• AIM OF THE EXERCISE: Find the lines of the material below that include the string "content", then copy each one.

■ ■ ■ ■ ■ ■ ■

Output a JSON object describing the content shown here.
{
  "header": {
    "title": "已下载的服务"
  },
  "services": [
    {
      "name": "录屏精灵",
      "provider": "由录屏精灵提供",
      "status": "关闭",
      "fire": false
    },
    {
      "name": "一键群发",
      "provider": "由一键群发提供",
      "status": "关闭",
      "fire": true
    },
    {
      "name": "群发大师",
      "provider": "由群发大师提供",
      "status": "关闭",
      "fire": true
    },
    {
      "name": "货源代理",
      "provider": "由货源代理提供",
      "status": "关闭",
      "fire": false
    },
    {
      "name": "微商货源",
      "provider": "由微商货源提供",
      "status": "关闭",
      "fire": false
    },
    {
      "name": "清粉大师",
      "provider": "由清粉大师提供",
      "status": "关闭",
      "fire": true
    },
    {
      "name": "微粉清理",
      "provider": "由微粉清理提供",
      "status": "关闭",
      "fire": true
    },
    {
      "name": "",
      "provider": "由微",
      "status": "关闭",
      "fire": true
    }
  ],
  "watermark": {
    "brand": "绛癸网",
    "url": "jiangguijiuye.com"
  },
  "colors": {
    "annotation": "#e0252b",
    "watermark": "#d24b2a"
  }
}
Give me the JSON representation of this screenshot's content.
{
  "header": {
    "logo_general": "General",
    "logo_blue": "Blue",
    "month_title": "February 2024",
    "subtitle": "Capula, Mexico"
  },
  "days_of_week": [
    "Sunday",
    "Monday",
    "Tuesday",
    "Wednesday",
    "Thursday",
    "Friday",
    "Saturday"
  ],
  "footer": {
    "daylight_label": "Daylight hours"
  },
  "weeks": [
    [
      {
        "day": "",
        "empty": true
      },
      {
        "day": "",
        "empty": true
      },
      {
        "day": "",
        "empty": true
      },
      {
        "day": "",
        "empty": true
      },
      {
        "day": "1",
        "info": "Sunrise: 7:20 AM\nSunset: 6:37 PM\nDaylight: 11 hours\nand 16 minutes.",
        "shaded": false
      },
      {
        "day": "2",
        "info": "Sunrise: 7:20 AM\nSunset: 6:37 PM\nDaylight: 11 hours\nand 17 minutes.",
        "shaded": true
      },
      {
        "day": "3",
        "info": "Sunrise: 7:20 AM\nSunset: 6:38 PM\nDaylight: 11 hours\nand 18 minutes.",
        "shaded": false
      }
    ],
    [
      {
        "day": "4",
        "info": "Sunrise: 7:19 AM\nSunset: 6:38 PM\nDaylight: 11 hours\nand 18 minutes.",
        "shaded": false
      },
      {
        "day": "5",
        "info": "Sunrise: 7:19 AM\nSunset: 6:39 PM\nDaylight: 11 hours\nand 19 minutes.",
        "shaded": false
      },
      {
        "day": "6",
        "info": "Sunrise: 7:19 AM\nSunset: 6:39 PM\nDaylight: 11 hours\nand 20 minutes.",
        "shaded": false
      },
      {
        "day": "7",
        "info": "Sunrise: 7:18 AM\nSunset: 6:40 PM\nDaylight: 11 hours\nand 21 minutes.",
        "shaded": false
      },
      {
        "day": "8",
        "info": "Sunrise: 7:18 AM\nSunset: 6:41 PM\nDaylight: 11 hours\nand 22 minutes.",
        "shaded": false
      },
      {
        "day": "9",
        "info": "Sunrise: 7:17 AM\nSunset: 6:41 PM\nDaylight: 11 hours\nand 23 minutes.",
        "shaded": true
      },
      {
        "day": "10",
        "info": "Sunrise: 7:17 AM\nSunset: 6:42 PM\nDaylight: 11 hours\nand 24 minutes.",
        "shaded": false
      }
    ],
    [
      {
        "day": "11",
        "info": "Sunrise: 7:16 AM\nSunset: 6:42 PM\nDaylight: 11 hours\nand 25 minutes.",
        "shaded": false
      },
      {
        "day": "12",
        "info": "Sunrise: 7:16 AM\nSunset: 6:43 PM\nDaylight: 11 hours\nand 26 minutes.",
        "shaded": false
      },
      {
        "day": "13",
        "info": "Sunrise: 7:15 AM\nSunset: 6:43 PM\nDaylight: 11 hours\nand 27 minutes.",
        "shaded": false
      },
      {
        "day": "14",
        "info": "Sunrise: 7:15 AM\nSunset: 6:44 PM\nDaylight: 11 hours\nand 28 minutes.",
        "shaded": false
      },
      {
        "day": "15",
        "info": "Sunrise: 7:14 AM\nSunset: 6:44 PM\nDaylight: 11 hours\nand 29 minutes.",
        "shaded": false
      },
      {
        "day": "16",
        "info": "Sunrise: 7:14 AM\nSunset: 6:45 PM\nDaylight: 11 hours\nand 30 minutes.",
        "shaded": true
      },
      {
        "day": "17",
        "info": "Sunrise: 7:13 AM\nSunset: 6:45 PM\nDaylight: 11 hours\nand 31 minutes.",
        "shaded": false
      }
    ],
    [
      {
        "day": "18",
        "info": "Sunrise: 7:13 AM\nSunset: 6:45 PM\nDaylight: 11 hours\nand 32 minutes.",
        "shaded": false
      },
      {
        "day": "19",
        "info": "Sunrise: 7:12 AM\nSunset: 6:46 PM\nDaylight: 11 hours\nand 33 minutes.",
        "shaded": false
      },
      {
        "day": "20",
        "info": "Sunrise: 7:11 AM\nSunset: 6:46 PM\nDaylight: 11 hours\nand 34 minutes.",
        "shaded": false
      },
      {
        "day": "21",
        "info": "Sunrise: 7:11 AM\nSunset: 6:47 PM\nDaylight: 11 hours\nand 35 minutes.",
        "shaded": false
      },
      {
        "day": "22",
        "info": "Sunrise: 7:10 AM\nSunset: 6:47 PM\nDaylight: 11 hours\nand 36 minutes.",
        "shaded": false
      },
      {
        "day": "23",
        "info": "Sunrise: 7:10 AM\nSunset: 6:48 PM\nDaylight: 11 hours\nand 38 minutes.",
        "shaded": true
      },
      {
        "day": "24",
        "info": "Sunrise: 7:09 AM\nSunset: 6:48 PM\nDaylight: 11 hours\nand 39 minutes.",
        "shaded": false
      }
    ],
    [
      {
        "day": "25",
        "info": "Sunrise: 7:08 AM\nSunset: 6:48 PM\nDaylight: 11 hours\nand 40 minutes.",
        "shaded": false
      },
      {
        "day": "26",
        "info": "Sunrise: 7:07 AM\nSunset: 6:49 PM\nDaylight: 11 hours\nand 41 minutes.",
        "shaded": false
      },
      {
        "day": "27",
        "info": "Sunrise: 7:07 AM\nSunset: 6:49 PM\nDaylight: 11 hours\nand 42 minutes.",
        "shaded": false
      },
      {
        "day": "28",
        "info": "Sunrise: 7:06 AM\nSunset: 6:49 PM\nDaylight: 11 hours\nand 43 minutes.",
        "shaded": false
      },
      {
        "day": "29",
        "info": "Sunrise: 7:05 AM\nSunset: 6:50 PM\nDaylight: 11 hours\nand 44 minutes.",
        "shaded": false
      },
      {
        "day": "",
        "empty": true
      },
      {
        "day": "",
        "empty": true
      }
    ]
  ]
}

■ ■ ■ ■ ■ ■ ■

• YOUR RESPONSE:
Output a JSON object describing the content shown here.
Give me the JSON representation of this screenshot's content.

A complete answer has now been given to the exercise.